Many people have tagged 2010 as the year of social and yet, it's still a very young medium which has a lot of growing and maturing to do. Not only is business still trying to understand it, but so are users. Add to this a constant influx of newcomers to the medium and you have a bit of a "wild west" feel to it. What works today may not work tomorrow and the streets are packed with social snake oil salespeople pushing easy answers -- It's a noisy place.
In his post, Augie highlights 3 predictions for social which are certain to provoke discussion within the online marketing industry.
New social spam filters will stop many of your tweets and status updates from reaching consumers
It's true, the noise level is high on social media right now. Twitter channels are a cascade of information in a flotsam of fluff and often I feel like a grizzly trying to fish for salmon even using hashtag filters. It's likely we'll see more filter options available to help people reduce the noise. That of course, will mean marketers having to work smarter to get heard.
On the other hand, I think there are ample of possibilities for developers to come with tools or even content platforms to curate content. If Twitter wants to for instance, it could become a powerful media brand tomorrow. In fact, anyone can, using nothing more than Twitter, RSS feeds, smart filtering and a human touch, even without ever producing one single bit of content.

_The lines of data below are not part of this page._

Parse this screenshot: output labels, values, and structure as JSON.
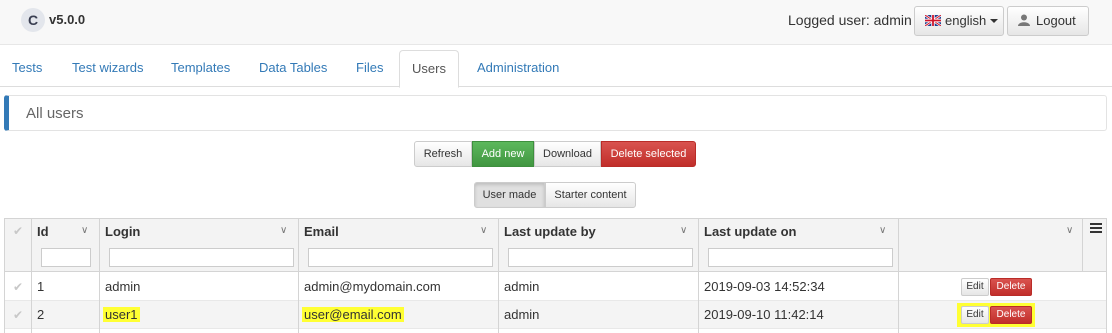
{
  "app": {
    "logo_letter": "C",
    "version": "v5.0.0",
    "logged_user": "Logged user: admin",
    "language_label": "english",
    "logout_label": "Logout"
  },
  "tabs": [
    {
      "label": "Tests"
    },
    {
      "label": "Test wizards"
    },
    {
      "label": "Templates"
    },
    {
      "label": "Data Tables"
    },
    {
      "label": "Files"
    },
    {
      "label": "Users",
      "active": true
    },
    {
      "label": "Administration"
    }
  ],
  "panel": {
    "title": "All users"
  },
  "toolbar": {
    "refresh": "Refresh",
    "add_new": "Add new",
    "download": "Download",
    "delete_selected": "Delete selected"
  },
  "view_toggle": {
    "user_made": "User made",
    "starter_content": "Starter content",
    "selected": "User made"
  },
  "grid": {
    "columns": [
      "Id",
      "Login",
      "Email",
      "Last update by",
      "Last update on"
    ],
    "rows": [
      {
        "id": "1",
        "login": "admin",
        "email": "admin@mydomain.com",
        "updated_by": "admin",
        "updated_on": "2019-09-03 14:52:34",
        "edit": "Edit",
        "delete": "Delete"
      },
      {
        "id": "2",
        "login": "user1",
        "email": "user@email.com",
        "updated_by": "admin",
        "updated_on": "2019-09-10 11:42:14",
        "edit": "Edit",
        "delete": "Delete"
      }
    ]
  },
  "colors": {
    "primary": "#337ab7",
    "success": "#5cb85c",
    "danger": "#d9534f",
    "highlight": "#ffff33"
  },
  "icons": {
    "flag": "uk-flag-icon",
    "user": "user-icon",
    "menu": "hamburger-menu-icon",
    "sort": "chevron-down-icon",
    "check": "checkmark-icon"
  }
}
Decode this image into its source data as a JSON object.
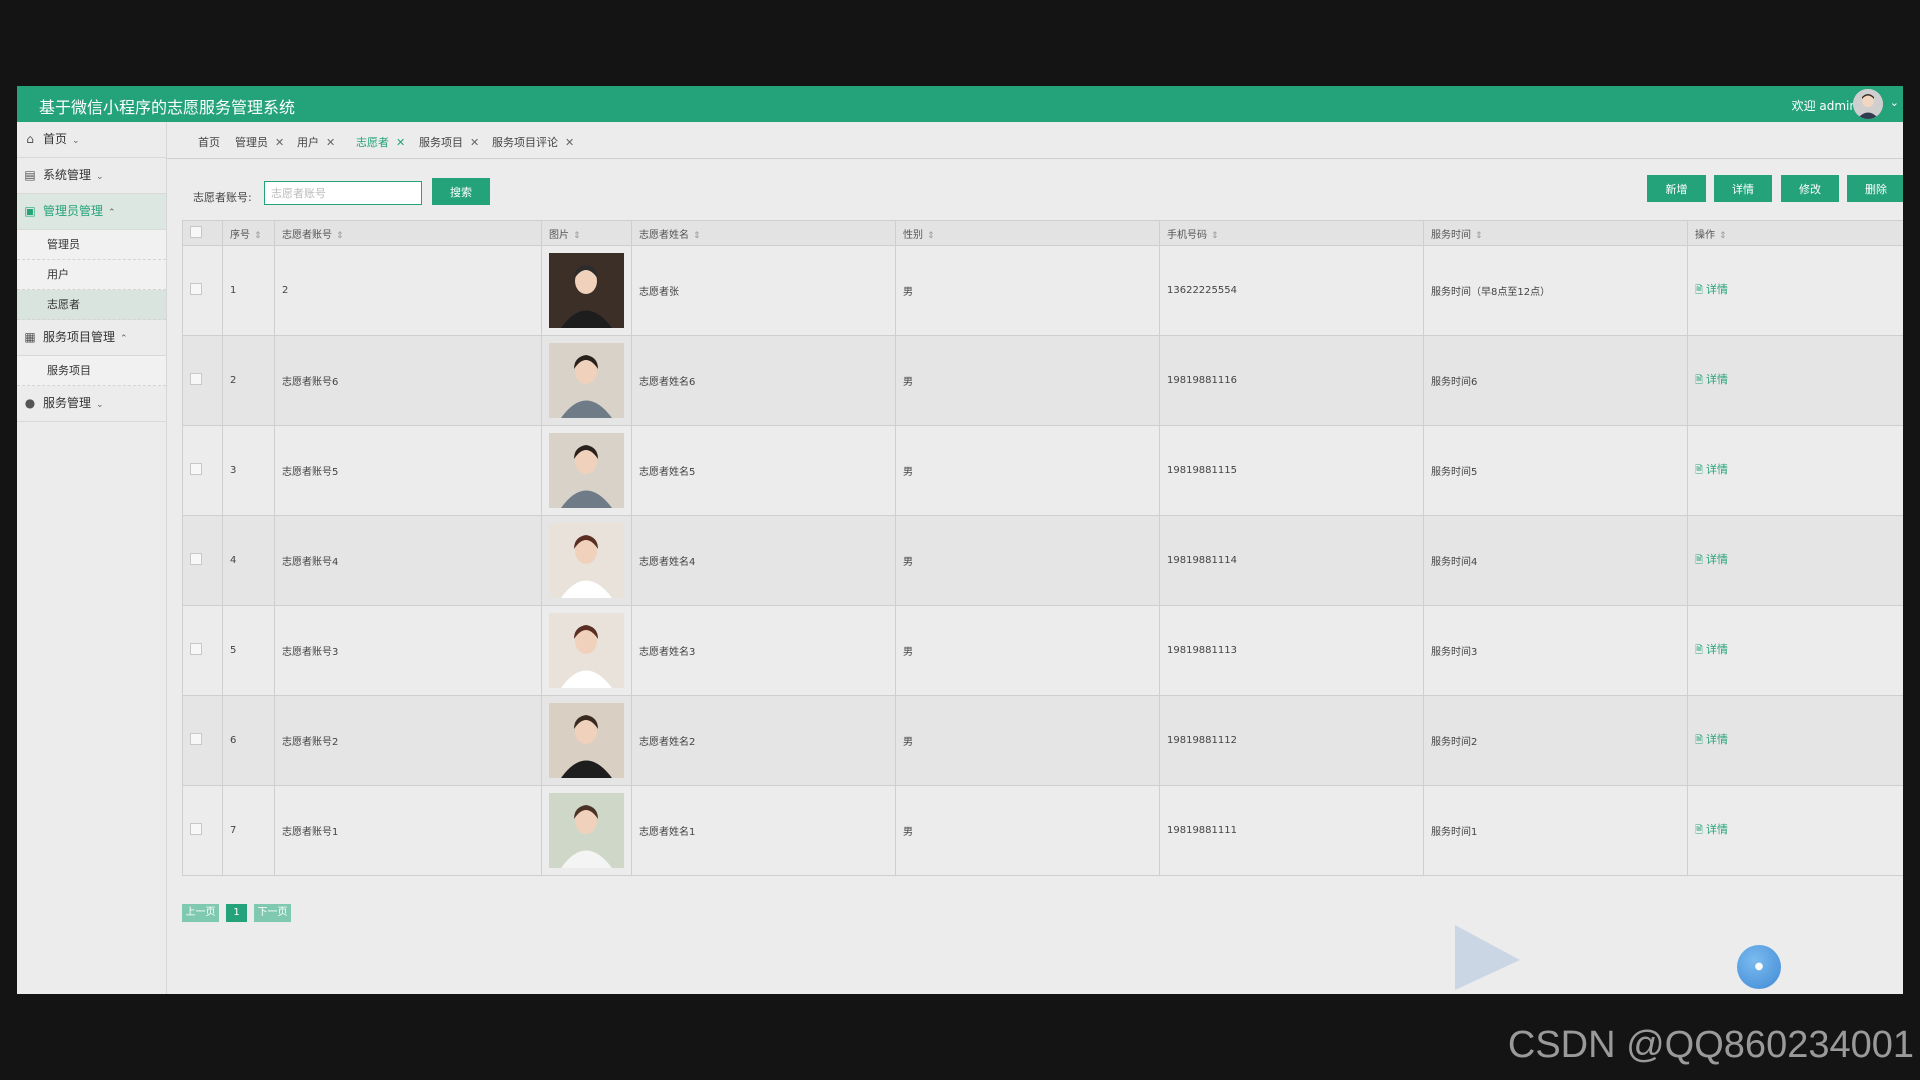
{
  "header": {
    "app_title": "基于微信小程序的志愿服务管理系统",
    "welcome": "欢迎 admin"
  },
  "sidebar": {
    "items": [
      {
        "label": "首页",
        "icon": "home-icon"
      },
      {
        "label": "系统管理",
        "icon": "server-icon"
      },
      {
        "label": "管理员管理",
        "icon": "briefcase-icon",
        "children": [
          "管理员",
          "用户",
          "志愿者"
        ]
      },
      {
        "label": "服务项目管理",
        "icon": "grid-icon",
        "children": [
          "服务项目"
        ]
      },
      {
        "label": "服务管理",
        "icon": "globe-icon"
      }
    ]
  },
  "tabs": [
    {
      "label": "首页",
      "closable": false
    },
    {
      "label": "管理员",
      "closable": true
    },
    {
      "label": "用户",
      "closable": true
    },
    {
      "label": "志愿者",
      "closable": true,
      "active": true
    },
    {
      "label": "服务项目",
      "closable": true
    },
    {
      "label": "服务项目评论",
      "closable": true
    }
  ],
  "search": {
    "label": "志愿者账号:",
    "placeholder": "志愿者账号",
    "button": "搜索"
  },
  "actions": {
    "add": "新增",
    "detail": "详情",
    "edit": "修改",
    "delete": "删除"
  },
  "table": {
    "columns": [
      "序号",
      "志愿者账号",
      "图片",
      "志愿者姓名",
      "性别",
      "手机号码",
      "服务时间",
      "操作"
    ],
    "rows": [
      {
        "no": "1",
        "account": "2",
        "name": "志愿者张",
        "gender": "男",
        "phone": "13622225554",
        "service_time": "服务时间（早8点至12点）",
        "action": "详情"
      },
      {
        "no": "2",
        "account": "志愿者账号6",
        "name": "志愿者姓名6",
        "gender": "男",
        "phone": "19819881116",
        "service_time": "服务时间6",
        "action": "详情"
      },
      {
        "no": "3",
        "account": "志愿者账号5",
        "name": "志愿者姓名5",
        "gender": "男",
        "phone": "19819881115",
        "service_time": "服务时间5",
        "action": "详情"
      },
      {
        "no": "4",
        "account": "志愿者账号4",
        "name": "志愿者姓名4",
        "gender": "男",
        "phone": "19819881114",
        "service_time": "服务时间4",
        "action": "详情"
      },
      {
        "no": "5",
        "account": "志愿者账号3",
        "name": "志愿者姓名3",
        "gender": "男",
        "phone": "19819881113",
        "service_time": "服务时间3",
        "action": "详情"
      },
      {
        "no": "6",
        "account": "志愿者账号2",
        "name": "志愿者姓名2",
        "gender": "男",
        "phone": "19819881112",
        "service_time": "服务时间2",
        "action": "详情"
      },
      {
        "no": "7",
        "account": "志愿者账号1",
        "name": "志愿者姓名1",
        "gender": "男",
        "phone": "19819881111",
        "service_time": "服务时间1",
        "action": "详情"
      }
    ]
  },
  "pagination": {
    "prev": "上一页",
    "current": "1",
    "next": "下一页"
  },
  "watermark": "CSDN @QQ860234001",
  "colors": {
    "accent": "#24a37a",
    "background": "#ececec"
  }
}
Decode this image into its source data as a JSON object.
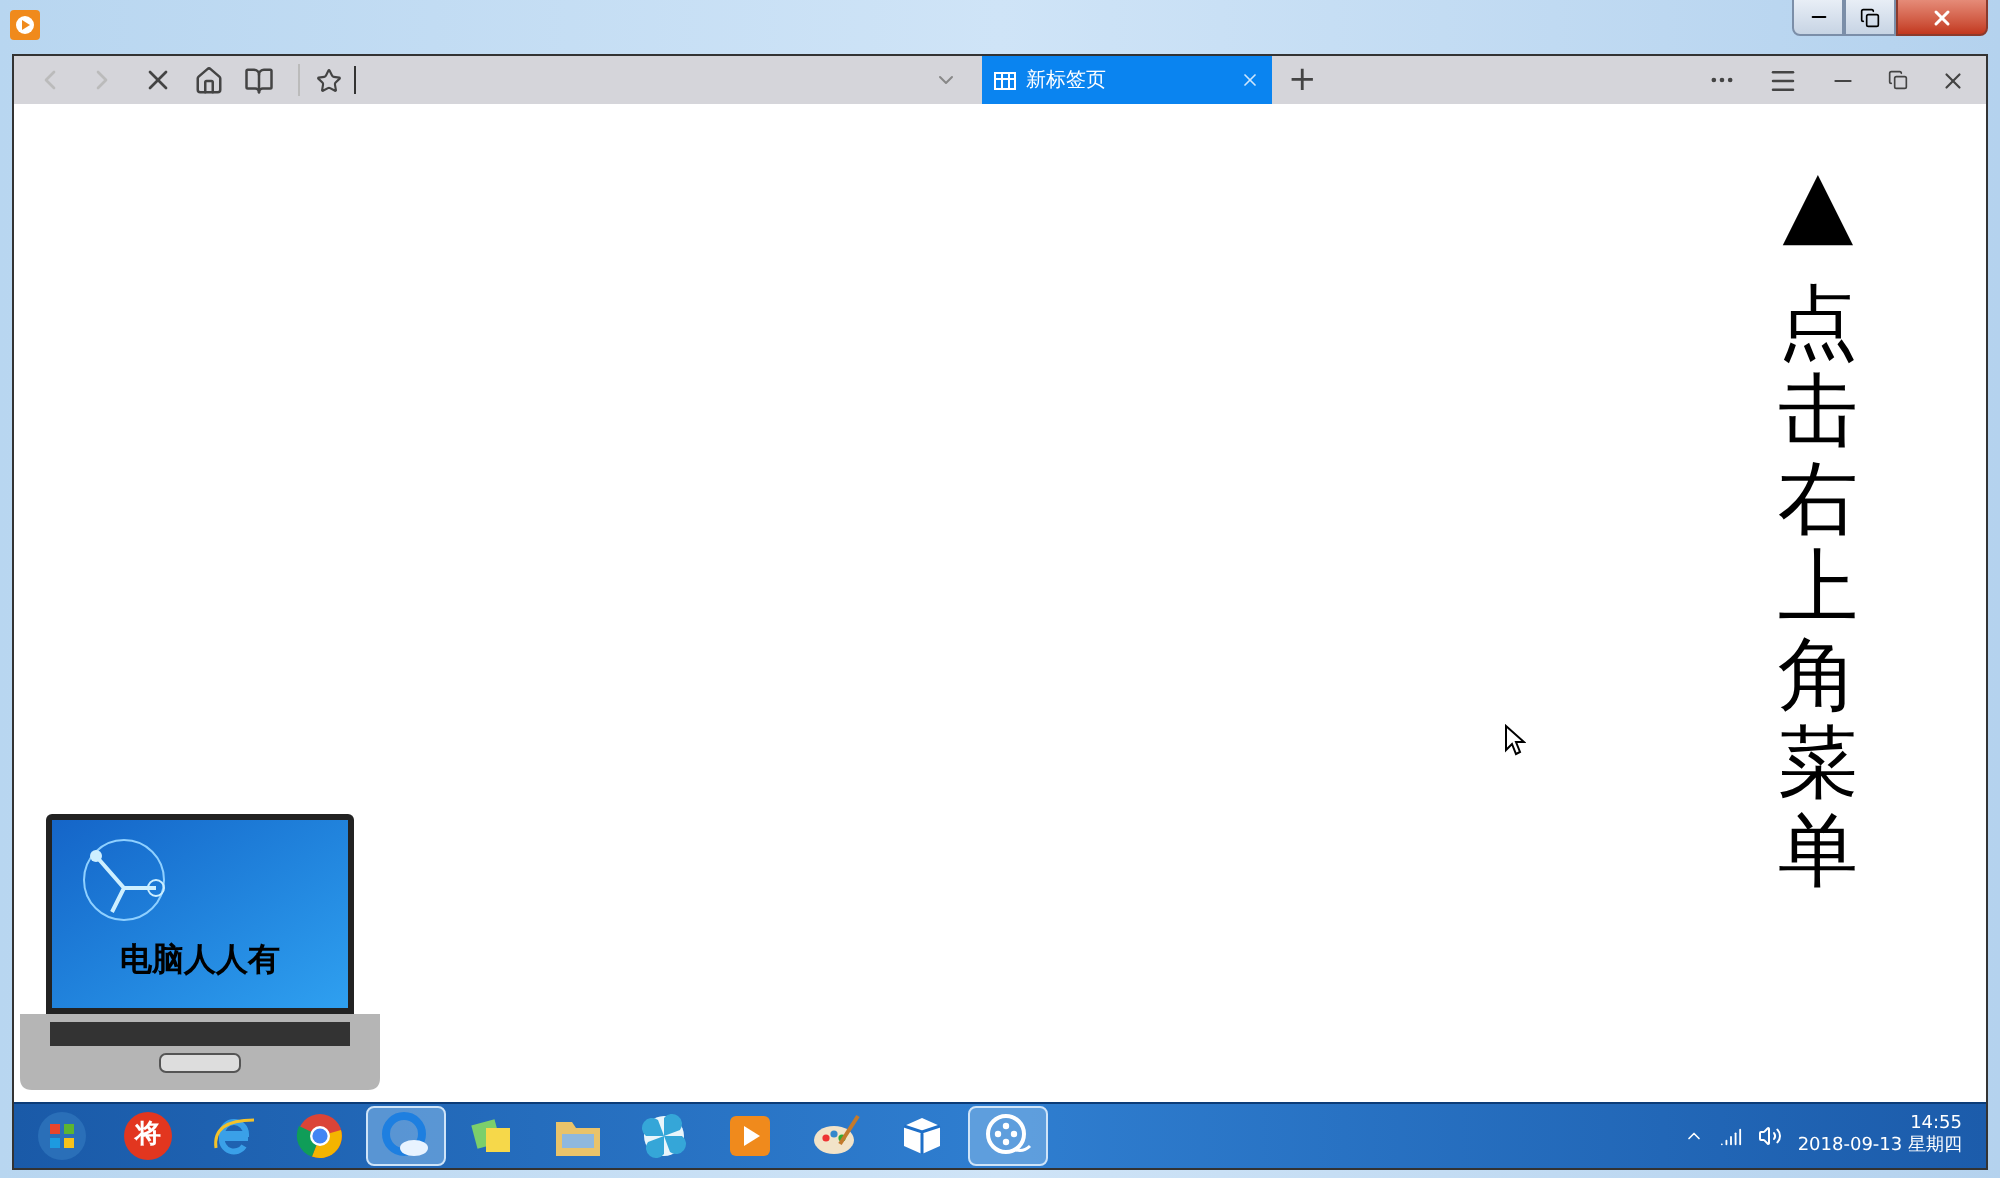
{
  "browser": {
    "tabs": [
      {
        "label": "新标签页",
        "selected": true
      }
    ],
    "new_tab": "+"
  },
  "page": {
    "arrow": "▲",
    "instruction": "点击右上角菜单"
  },
  "logo": {
    "text": "电脑人人有"
  },
  "taskbar": {
    "apps": [
      {
        "kind": "start",
        "selected": false
      },
      {
        "kind": "game",
        "selected": false,
        "glyph": "将"
      },
      {
        "kind": "ie",
        "selected": false
      },
      {
        "kind": "chrome",
        "selected": false
      },
      {
        "kind": "qbrowser",
        "selected": true
      },
      {
        "kind": "notes",
        "selected": false
      },
      {
        "kind": "folder",
        "selected": false
      },
      {
        "kind": "pinwheel",
        "selected": false
      },
      {
        "kind": "player",
        "selected": false
      },
      {
        "kind": "paint",
        "selected": false
      },
      {
        "kind": "cube",
        "selected": false
      },
      {
        "kind": "video",
        "selected": true
      }
    ],
    "time": "14:55",
    "date": "2018-09-13 星期四"
  }
}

Finally, the noise level is high in all channels. It's one of the main causes of marketing fatigue and you know how to prevent that ( check out the paper).
Growing mistrust will make it harder to gather friends and followers or get them engaged in your social programs
I'm not completely sure that "trust" is the right word here. I'd say relevance is more correct and yet relevance does lead to trust - at least so far as people trust some content to be of real value to them. Social media privacy concerns are going to increase as the medium continues to grow. Legitimate marketers will suffer from the irresponsible actions of some - just as email marketing has suffered because of spam.
IMHO smart marketers will be the ones who focus on relevance and providing value in their content. Marketers should focus first on adding real value to a person's day and not on pushing product.
The most successful marketing programs won't be contained within Facebook
I agree with Forrester that the Facebook juggernaut will roll on, but it won't be the only game in town for social marketing. Oh, it will be a main component to be sure, but I personally see it as one channel in a multi-channel world.
I see marketers putting a lot of effort into optimizing their blogs, landing pages, email campaigns and social in an attempt to increase user relevance and a consistent experience across all channels.
Optimizing all these touch points so that they deliver engaging and relevant information across any channel and at the convenience of the consumer, is where it's at for 2011.
This year ever more businesses will realize that it's not only about getting consumers to come to us, but also about us going WITH them.
Efficiently using social media to improve the relevance of marketing and communication programs
Download our free white paper on social media marketing from the cross-channel perspective and learn how social media integrates with other interaction channels.
Summary : The hottest topic in marketing and communication is without any doubt social media marketing. Although many businesses are still testing the waters, many others have successfully integrated social media in their marketing mix.